Prior to going into administration, Debenhams’ net debt had stood at £286 million on January 5, with the retailer also then having committed debt facilities of £520m.

Mr Vansteenkiste, a former chief executive of Holland’s Intertoys chain and food group Vion, said: “The retail industry faces a challenging environment and everyone at Debenhams acknowledges that. But we have a clear plan and Debenhams has a great team of people who are committed to delivering it. I am very excited about Debenhams’ strong prospects and with a restructured balance sheet there is a robust platform from which to build a turnaround, based on Debenhams’ clear brand focus, broad customer reach and differentiated product offer.”

Debenhams also announced yesterday that Mr Duddy will step down from the board in September after working with Mr Vansteenkiste to ensure an orderly handover.

Mr Duddy said: “The board welcomes Stefaan’s appointment as CEO. We concluded that he is the right person to take the business forward into the next phase of its recovery. Stefaan has already made a strong contribution since joining Debenhams, and has the support of our investor consortium to drive forward our turnaround plan.”
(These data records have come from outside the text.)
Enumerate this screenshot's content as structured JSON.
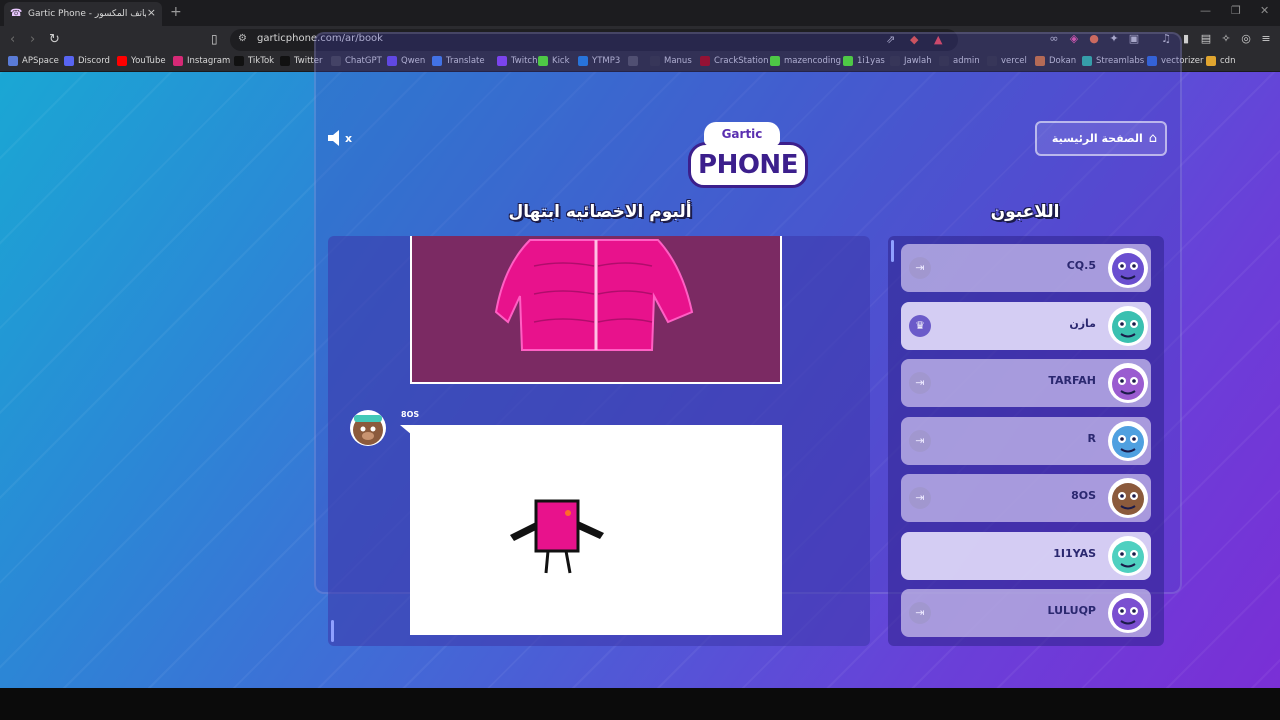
{
  "browser": {
    "tab_title": "Gartic Phone - لعبة الهاتف المكسور",
    "tab_favicon": "☎",
    "url": "garticphone.com/ar/book",
    "bookmarks": [
      {
        "label": "APSpace",
        "color": "#5a7bd6"
      },
      {
        "label": "Discord",
        "color": "#5865f2"
      },
      {
        "label": "YouTube",
        "color": "#ff0000"
      },
      {
        "label": "Instagram",
        "color": "#d62976"
      },
      {
        "label": "TikTok",
        "color": "#111111"
      },
      {
        "label": "Twitter",
        "color": "#111111"
      },
      {
        "label": "ChatGPT",
        "color": "#444444"
      },
      {
        "label": "Qwen",
        "color": "#6b4cf0"
      },
      {
        "label": "Translate",
        "color": "#4285f4"
      },
      {
        "label": "Twitch",
        "color": "#9146ff"
      },
      {
        "label": "Kick",
        "color": "#53fc18"
      },
      {
        "label": "YTMP3",
        "color": "#1e88e5"
      },
      {
        "label": "",
        "color": "#555555"
      },
      {
        "label": "Manus",
        "color": "#333333"
      },
      {
        "label": "CrackStation",
        "color": "#b30000"
      },
      {
        "label": "mazencoding",
        "color": "#53fc18"
      },
      {
        "label": "1i1yas",
        "color": "#53fc18"
      },
      {
        "label": "Jawlah",
        "color": "#333333"
      },
      {
        "label": "admin",
        "color": "#333333"
      },
      {
        "label": "vercel",
        "color": "#333333"
      },
      {
        "label": "Dokan",
        "color": "#e07a2f"
      },
      {
        "label": "Streamlabs",
        "color": "#31c3a2"
      },
      {
        "label": "vectorizer",
        "color": "#2f6fe0"
      },
      {
        "label": "cdn",
        "color": "#e0a52f"
      }
    ]
  },
  "game": {
    "logo_top": "Gartic",
    "logo_main": "PHONE",
    "mute_label": "x",
    "home_button": "الصفحة الرئيسية",
    "album_title": "ألبوم الاخصائيه ابتهال",
    "players_title": "اللاعبون",
    "entry_author": "8OS",
    "players": [
      {
        "name": "CQ.5",
        "avatar_color": "#6a4fd0",
        "action": "exit-icon"
      },
      {
        "name": "مازن",
        "avatar_color": "#3ac0b0",
        "action": "crown-icon"
      },
      {
        "name": "TARFAH",
        "avatar_color": "#9a5cd0",
        "action": "exit-icon"
      },
      {
        "name": "R",
        "avatar_color": "#4fa0e0",
        "action": "exit-icon"
      },
      {
        "name": "8OS",
        "avatar_color": "#8b5a3c",
        "action": "exit-icon"
      },
      {
        "name": "1I1YAS",
        "avatar_color": "#4fd0c0",
        "action": "none"
      },
      {
        "name": "LULUQP",
        "avatar_color": "#7a4fd0",
        "action": "exit-icon"
      }
    ]
  }
}
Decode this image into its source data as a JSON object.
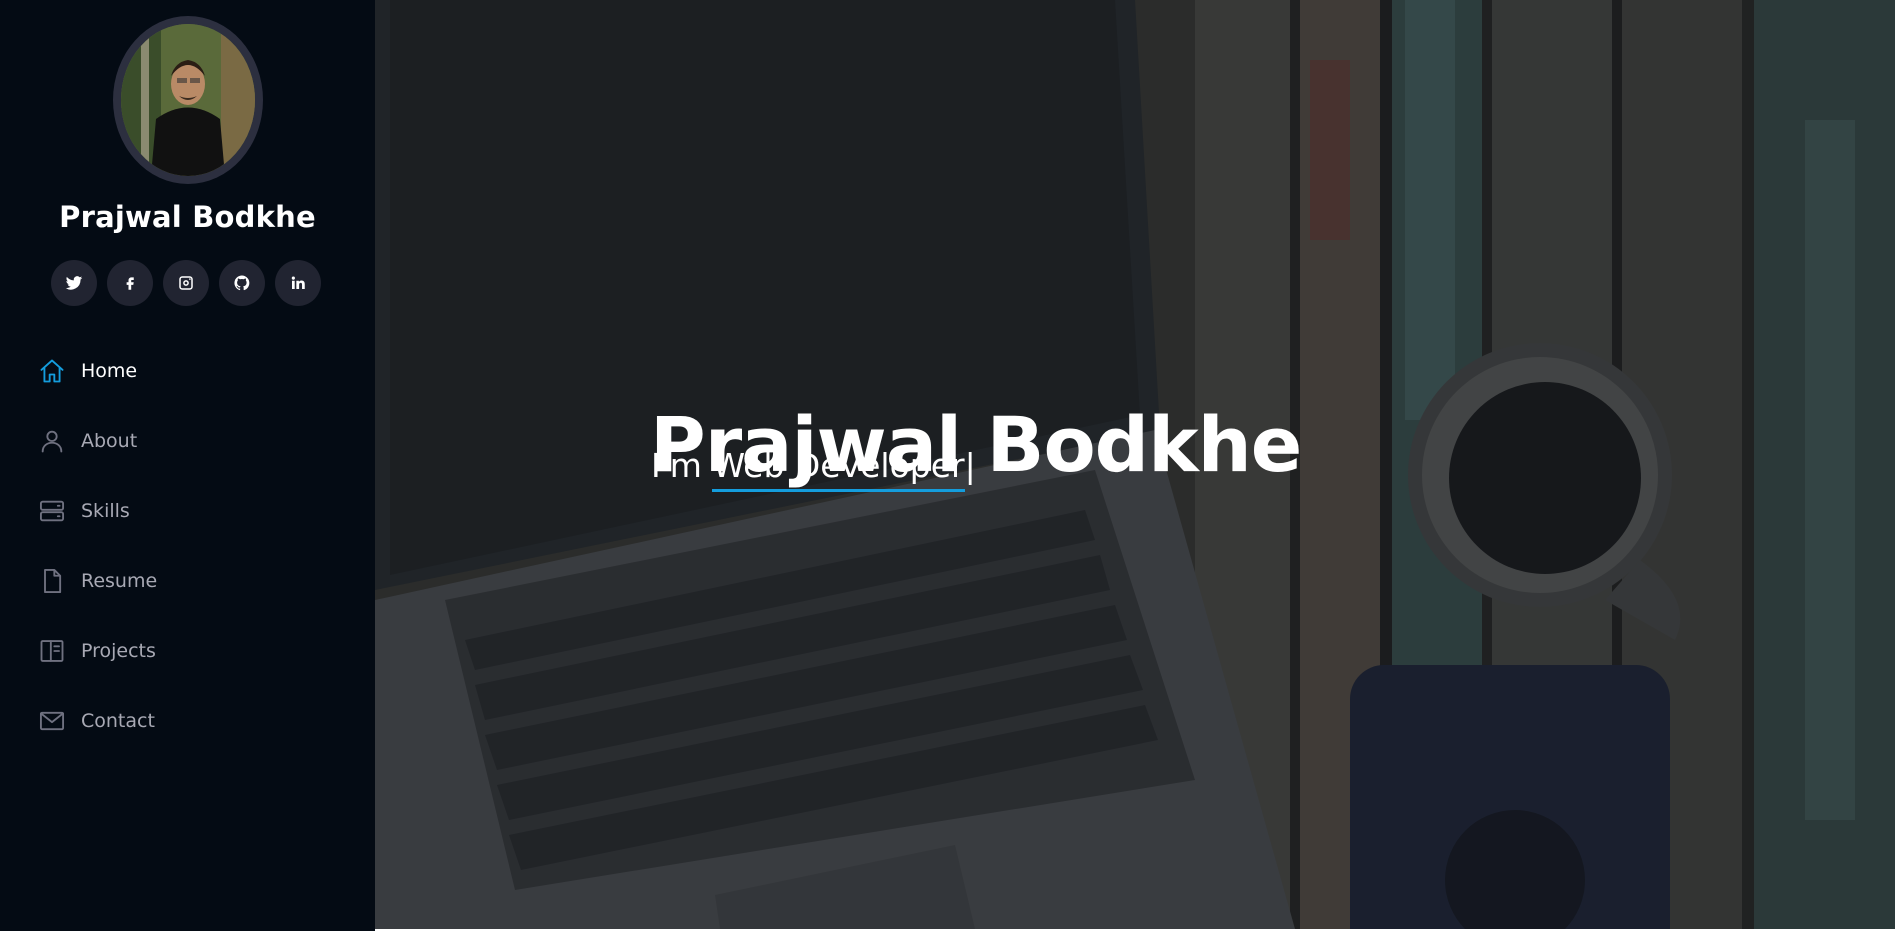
{
  "profile": {
    "name": "Prajwal Bodkhe",
    "avatar_icon": "profile-photo"
  },
  "social": [
    {
      "name": "twitter-icon"
    },
    {
      "name": "facebook-icon"
    },
    {
      "name": "instagram-icon"
    },
    {
      "name": "github-icon"
    },
    {
      "name": "linkedin-icon"
    }
  ],
  "nav": {
    "items": [
      {
        "label": "Home",
        "icon": "home-icon",
        "active": true
      },
      {
        "label": "About",
        "icon": "person-icon",
        "active": false
      },
      {
        "label": "Skills",
        "icon": "server-icon",
        "active": false
      },
      {
        "label": "Resume",
        "icon": "file-icon",
        "active": false
      },
      {
        "label": "Projects",
        "icon": "book-icon",
        "active": false
      },
      {
        "label": "Contact",
        "icon": "envelope-icon",
        "active": false
      }
    ]
  },
  "hero": {
    "title": "Prajwal Bodkhe",
    "subtitle_prefix": "I'm ",
    "typed": "Web Developer",
    "cursor": "|"
  },
  "colors": {
    "accent": "#149ddd",
    "sidebar_bg": "#040b14",
    "social_bg": "#212431"
  }
}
Prior to entering administration in April, Debenhams plc had announced plans to close 50 stores as it looked to make savings of £80m a year. However, talks aimed at refinancing debt were unsuccessful, allowing its lenders to take control.